443(1)
What We Mean by Launch Management
443(12)
The Launch Management System
444(1)
Step One: Spot Potential Problems
445(4)
Step Two: Select the Control Events
449(1)
Step Three: Develop Contingency Plans
450(1)
Step Four: Design the Tracking System
451(4)
A Sample Launch Management Plan
455(1)
Objections to Launch Management
455(2)
No Launch Management on Temporary Products
457(1)
Product Failure
457(3)
Summary
460(1)
Applications
460(1)
Case: Levitra
461(2)
Case: Interfoods Inc.: Valley Butter
463(2)
Public Policy Issues
465(25)
Setting
465(1)
Bigger Picture: A Cycle of Concerns
465(2)
Phase I: Stirring
465(1)
Phase II: Trial Support
465(2)
Phase III: The Political Arena
467(1)
Phase IV: Regulatory Adjustment
467(1)
Business Attitudes toward Product Issues
467(1)
Current Problem Areas
468(1)
Product Liability
469(6)
Typology of Injury Sources
470(1)
The Four Legal Bases for Product Liability
471(2)
Other Legislation
473(1)
Planning for the Product Recall
474(1)
Attempts at Standardization and Clarification
475(1)
Environmental Needs
475(2)
The Managerial Dilemma
475(2)
Product Piracy
477(2)
Worthy Products
479(1)
Morality
479(1)
Monopoly
480(1)
Personal Ethics
480(2)
The Underlying Residual Issues
482(1)
What Are New Products Managers Doing about All This?
483(1)
Strategy and Policy
483(1)
Control Systems
483(1)
Product Testing
483(1)
Marketing and Market Testing
483(1)
Customer Education and External Affairs
484(1)
Summary
484(1)
Applications
484(1)
Case: Hybrid Vehicles at General Motors
485(2)
Case: Napster, The iPod, and Music Downloading
487(3)
Bibliography 490(5)
Appendix A Sources of Ideas Already Generated 495(6)
Appendix B Other Techniques of Concept Generation 501(10)

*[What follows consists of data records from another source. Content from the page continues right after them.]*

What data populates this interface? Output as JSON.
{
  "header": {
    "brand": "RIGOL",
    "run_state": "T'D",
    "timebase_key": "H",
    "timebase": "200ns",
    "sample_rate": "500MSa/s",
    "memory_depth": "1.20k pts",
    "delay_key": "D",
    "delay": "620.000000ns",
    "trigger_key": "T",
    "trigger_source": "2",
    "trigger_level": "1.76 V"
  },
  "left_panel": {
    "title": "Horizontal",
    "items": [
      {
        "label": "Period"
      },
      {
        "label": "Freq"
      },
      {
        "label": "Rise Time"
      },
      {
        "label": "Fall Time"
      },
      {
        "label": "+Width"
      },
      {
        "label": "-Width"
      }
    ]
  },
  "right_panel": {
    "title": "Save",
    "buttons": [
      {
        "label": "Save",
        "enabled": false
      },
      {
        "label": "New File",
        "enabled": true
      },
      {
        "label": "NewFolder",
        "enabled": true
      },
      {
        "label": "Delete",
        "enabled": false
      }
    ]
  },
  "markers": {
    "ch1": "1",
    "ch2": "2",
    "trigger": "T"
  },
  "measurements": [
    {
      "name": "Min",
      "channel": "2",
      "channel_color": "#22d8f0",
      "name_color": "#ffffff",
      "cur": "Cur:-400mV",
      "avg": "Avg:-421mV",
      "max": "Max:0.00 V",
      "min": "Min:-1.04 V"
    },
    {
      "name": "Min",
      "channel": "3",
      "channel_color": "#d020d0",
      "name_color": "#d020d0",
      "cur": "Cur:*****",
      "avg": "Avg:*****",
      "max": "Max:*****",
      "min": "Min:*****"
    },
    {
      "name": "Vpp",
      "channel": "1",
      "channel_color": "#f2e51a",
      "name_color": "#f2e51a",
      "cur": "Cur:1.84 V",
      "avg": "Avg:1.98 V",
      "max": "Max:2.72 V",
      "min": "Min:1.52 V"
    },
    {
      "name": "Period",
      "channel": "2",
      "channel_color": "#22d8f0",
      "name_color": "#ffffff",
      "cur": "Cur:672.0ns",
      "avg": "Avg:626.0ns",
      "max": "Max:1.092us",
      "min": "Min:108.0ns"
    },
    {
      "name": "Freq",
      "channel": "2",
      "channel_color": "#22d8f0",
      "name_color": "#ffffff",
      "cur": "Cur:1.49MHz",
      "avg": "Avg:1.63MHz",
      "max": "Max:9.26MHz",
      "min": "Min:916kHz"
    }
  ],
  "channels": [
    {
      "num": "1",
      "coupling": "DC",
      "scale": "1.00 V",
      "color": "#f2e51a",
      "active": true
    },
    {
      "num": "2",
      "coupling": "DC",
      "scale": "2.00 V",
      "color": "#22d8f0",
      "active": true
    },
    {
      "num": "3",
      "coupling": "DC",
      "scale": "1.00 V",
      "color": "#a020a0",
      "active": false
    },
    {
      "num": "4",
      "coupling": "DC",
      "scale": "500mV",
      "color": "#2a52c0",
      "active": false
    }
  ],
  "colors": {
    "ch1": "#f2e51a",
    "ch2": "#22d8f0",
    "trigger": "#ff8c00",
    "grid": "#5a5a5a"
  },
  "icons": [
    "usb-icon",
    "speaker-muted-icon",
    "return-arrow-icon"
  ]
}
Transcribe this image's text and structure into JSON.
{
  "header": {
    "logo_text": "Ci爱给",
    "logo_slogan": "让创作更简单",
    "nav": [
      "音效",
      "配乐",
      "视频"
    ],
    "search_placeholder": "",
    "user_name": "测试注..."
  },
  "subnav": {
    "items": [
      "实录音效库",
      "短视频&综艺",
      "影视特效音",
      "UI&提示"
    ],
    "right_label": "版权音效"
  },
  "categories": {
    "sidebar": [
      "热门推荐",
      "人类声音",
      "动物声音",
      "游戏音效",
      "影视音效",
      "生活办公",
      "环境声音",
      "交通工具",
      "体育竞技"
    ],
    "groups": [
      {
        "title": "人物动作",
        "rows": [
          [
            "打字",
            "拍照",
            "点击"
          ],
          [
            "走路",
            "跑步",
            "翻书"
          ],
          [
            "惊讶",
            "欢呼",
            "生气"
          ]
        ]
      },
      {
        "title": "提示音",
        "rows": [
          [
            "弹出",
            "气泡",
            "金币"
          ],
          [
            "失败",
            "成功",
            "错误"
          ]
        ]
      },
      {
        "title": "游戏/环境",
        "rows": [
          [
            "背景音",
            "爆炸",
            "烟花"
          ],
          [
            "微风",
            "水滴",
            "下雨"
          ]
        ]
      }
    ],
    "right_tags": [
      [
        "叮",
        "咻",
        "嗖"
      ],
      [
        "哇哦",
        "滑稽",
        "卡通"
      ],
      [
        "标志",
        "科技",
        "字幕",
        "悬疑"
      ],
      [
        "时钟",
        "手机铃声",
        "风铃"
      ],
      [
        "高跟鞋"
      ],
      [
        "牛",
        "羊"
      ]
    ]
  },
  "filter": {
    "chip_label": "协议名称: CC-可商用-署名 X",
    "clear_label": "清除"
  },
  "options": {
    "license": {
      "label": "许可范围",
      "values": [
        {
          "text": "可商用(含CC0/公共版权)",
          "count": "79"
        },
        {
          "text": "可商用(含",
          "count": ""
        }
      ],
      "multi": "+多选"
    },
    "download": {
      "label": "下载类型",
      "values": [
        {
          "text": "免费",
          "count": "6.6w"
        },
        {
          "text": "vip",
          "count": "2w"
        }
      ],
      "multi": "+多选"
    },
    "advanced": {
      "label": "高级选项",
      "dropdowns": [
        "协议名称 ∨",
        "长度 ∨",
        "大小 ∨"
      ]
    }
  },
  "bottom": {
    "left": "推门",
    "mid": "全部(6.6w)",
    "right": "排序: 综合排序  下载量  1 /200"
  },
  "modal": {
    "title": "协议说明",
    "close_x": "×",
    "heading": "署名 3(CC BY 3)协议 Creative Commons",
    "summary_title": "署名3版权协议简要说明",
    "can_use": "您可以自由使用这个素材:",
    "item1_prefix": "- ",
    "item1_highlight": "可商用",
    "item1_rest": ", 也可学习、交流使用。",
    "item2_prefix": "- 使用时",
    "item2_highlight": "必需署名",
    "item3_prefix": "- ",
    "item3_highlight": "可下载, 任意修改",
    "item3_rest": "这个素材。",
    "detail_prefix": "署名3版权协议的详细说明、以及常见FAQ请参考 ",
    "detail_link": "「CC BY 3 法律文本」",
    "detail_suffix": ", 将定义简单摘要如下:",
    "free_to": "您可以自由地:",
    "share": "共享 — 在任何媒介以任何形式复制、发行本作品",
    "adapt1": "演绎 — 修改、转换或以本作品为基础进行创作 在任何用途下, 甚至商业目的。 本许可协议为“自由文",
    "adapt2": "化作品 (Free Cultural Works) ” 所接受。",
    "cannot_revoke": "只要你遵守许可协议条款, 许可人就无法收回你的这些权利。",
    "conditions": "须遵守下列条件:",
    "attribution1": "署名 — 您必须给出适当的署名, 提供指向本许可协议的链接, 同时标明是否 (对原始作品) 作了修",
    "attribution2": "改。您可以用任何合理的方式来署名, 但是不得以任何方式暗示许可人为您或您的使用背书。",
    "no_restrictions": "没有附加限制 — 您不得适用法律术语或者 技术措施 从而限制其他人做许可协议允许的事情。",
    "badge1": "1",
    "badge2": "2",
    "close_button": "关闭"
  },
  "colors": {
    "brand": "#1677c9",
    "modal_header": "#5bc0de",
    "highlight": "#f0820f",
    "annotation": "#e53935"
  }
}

Appendix C Small's Ideation Stimulator Checklist 511(6)
Appendix D The Marketing Plan 517(6)
Appendix E Guidelines for Evaluating a New Products Program 523(4)
Index 527


Please wait while the item is added to your cart...